根据哥伦比亚广播公司新闻最近发表的一篇报道，科罗拉多州丹佛市有一名男护士，目前正面临多项在工作期间性侵女性的指控。文章中引用的一个故事涉及一名女性，她在 2013 年平安夜因腹痛去医院。她接受了一剂吗啡来缓解疼痛，然后失去知觉。当她醒来时，一名男护士正在摸索并亲吻她。后来，护士在 Facebook 上找到了她并加为好友。
一年半后，这名妇女才报告了这件事。当她这样做时，警方开始调查有问题的男护士。他们找到了另外八名声称与该男子有类似经历的女性。他们还发现，指控不仅限于 Poudre Valley 医院——2013 年平安夜事件发生地。
According to a report recently published by CBS News, there is a male nurse in the Denver, Colorado, who is currently facing numerous charges for sexually assaulting women while on the job. One story cited in the article involved a woman who went to the hospital on Christmas Eve 2013 for abdominal pain. She received a dose of morphine to help with the pain and then fell unconscious. When she woke up, a male nurse was groping and kissing her. Later, the nurse found and friended her on Facebook.
It was a year and a half before the woman reported the incident. When she did, police started investigating the male nurse in question. They found eight other women who claimed to have had similar experiences with the man. They also found that the accusations weren't limited to Poudre Valley Hospital—where the Christmas Eve 2013 incident occurred.
On the contrary, the male nurse had been fired from three different hospitals by the time he was finally arrested. He'd also been reported for an "unspecified incident" at a Nebraska hospital in 2013, shortly before the Christmas Eve incident. Some of his victims even reported his misconduct to the police. None of these events mattered. Police evidently never pursued charges against the man and the hospitals where he worked seemingly failed to notify state licensing boards or future employers. At very least, no state licensing board ever took action against the nurse. As a result, an alleged predator was able to gain access to one victim after another.
How could these incidents have been prevented? The hospitals probably could have run stronger background checks, seeking out information from the suspect's former employers. Because no one pressed charges, the man didn't have a criminal record, nor were there any warrants out for his arrest. However, judging by how many hospitals employed and then fired him, a simple reference or verification check should have found some answers.
Arguably the bigger problem is that hospitals can opt not to disclose something like one of these incidents to the proper authorities. The CBS News report indicated that a hospital or two may have reported the suspect to Colorado's nursing board, but also noted that the board always keeps reports confidential until they decide to take disciplinary action. The nursing board definitely never took disciplinary action and has refused to disclose whether or not the male nurse in question was ever the subject of a complaint or investigation.
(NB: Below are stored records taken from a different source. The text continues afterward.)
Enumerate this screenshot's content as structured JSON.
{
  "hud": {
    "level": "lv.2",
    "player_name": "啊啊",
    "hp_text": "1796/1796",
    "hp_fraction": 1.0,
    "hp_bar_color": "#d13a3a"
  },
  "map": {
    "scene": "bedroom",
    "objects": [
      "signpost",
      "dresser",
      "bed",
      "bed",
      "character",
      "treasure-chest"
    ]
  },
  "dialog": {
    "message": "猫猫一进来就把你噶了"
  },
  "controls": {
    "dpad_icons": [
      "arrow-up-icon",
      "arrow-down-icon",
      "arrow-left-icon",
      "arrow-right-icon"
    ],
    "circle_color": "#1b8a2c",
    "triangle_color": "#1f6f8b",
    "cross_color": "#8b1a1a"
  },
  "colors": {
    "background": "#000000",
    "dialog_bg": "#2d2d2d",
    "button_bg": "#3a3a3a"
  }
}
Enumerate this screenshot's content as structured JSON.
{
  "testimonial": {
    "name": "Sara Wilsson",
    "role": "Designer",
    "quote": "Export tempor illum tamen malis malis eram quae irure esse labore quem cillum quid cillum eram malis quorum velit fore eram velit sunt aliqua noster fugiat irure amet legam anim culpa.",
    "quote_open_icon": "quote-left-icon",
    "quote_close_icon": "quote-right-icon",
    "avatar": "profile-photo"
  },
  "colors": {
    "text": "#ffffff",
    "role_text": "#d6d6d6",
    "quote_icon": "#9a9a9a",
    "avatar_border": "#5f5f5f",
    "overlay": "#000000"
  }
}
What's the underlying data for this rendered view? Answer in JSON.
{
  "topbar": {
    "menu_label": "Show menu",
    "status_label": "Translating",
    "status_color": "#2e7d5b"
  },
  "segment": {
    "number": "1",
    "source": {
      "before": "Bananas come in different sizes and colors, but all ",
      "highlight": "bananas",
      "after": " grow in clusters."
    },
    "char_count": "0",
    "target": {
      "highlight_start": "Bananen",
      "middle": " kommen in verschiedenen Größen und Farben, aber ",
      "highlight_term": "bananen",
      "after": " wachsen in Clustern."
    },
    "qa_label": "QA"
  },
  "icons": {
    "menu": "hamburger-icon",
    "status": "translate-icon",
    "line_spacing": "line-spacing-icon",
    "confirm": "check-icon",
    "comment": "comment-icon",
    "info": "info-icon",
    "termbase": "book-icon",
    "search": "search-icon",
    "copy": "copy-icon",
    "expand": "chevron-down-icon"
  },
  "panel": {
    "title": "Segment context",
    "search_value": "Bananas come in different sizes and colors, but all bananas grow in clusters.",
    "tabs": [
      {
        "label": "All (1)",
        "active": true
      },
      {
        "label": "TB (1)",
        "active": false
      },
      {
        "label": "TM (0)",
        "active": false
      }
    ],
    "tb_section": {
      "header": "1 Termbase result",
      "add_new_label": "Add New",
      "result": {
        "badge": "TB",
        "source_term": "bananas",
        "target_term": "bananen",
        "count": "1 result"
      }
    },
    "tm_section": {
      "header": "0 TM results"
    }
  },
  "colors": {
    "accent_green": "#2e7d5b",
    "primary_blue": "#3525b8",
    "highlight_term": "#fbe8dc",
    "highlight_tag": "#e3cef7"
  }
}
Two things are for sure, though. First, Colorado does not have any laws on the books that demand hospitals to report employee misconduct allegations to the state regulatory body. Second, the Colorado nursing board does not run background checks on license applicants. As a result, it's easy for nurses who have been fired over misconduct allegations to find new jobs without appropriate amount of scrutiny. A law demanding better sharing of misconduct allegations between hospitals would help to prevent accused predators from landing new jobs.